Given the historical week he has had, former Tottenham and Liverpool striker Robbie Keane might not agree, but it is hard to see quite what the rest of the Republic of Ireland squad can gain from their friendly tonight against Spain, Chelsea’s Juan Mata, Arsenal’s Santi Cazorla and all.
Even manager Giovanni Trapattoni says “sure, Spain will win” – so what exactly is the point of the Republic playing a match on June 12th after such a hard slog of a season?
Okay, the Irish are in very good form and have attacked their post-season programme with a brilliant attitude – you only have to see the way they performed in the 1-1 draw against England at Wembley to realise that there were not many players that had their towels on the beach.
And try telling Keane, who scored a hat-trick in his record-breaking 126th appearance for his country in the 3-0 win over Faroe Islands at the weekend, that playing for your national team is a non-event.
Nevertheless, you can’t help but feel that this is just one game too far in what is now summer time (no, really it is) and I think that Spain, looking towards their Confederations Cup campaign that kicks off on Saturday, will have the extra motivation and as they have the far superior footballers, you have to be on a Spanish win here.
But there is no value to be had whatsoever in a price of 11/50 and if you are touching that in a friendly game, especially when we are as of yet unsure what kind of side Vicente Del Bosque will field, then you’re a bit on the mad side.
Yet there is no appeal in the Irish price of 13/1 when you consider their poor record against Spain – they have won just one of the last 14 meetings – and the fact that the 4-0 hammering they received at Euro 2012 will still be fresh in the memory.
Ireland have improved since then and have lost just one of the eight fixtures that they have played since a 6-1 drubbing by Germany, but I’m still not even that tempted to go in for the draw at 9/2.
But what I will do is play the 11/10 that both teams score.
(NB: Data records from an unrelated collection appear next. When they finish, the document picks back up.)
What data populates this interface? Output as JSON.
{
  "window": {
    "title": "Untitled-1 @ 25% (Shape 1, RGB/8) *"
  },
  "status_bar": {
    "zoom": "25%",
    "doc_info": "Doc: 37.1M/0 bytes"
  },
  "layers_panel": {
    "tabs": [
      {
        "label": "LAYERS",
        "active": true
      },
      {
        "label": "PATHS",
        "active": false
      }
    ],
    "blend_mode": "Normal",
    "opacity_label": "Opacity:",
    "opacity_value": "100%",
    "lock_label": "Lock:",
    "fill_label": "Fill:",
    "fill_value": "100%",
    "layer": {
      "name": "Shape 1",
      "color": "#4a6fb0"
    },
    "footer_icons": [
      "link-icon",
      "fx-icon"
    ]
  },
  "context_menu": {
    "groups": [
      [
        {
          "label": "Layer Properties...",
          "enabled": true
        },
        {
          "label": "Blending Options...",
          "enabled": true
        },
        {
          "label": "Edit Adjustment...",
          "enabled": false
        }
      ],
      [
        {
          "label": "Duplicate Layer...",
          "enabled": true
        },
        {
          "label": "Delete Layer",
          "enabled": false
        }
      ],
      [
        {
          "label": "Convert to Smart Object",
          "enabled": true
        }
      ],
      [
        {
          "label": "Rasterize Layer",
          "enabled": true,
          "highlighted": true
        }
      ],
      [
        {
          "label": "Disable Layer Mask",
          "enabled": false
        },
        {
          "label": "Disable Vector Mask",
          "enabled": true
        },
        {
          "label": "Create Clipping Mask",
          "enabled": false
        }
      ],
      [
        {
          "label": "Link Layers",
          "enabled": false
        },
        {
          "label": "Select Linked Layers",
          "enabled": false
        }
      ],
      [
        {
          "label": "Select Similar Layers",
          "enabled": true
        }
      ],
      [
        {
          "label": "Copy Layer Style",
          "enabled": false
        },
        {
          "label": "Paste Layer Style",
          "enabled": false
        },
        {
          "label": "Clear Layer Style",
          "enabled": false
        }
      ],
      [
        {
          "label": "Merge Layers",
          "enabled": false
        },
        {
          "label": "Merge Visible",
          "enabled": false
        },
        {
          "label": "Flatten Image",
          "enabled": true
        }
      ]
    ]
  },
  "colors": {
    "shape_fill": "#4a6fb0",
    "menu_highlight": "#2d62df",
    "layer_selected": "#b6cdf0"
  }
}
Spain will score – you have to go back their 1-0 defeat to Fabio Capello’s England 20 games ago for the last time they didn’t – but a price of 11/10 suggests that Ireland won’t, and I’m not convinced that will be the case.
Spain’s defensive record in tournament football has been sensational, but in friendlies they tend to take their eye off the ball.
Del Bosque’s men have only kept four clean sheets in their last 13 meaningless internationals and have actually let in goals against Costa Rica, South Korea, Puerto Rico, Panama and Haiti.
You don’t need me to tell you that they are hardly powerhouses of world football and Ireland, who have scored in nine of their last 11 games, can profit from a possibly distracted Spanish backline.
And with Spain certain to score, the 11/10 might represent a bit of a value on a match that doesn’t seem to have a lot of it elsewhere.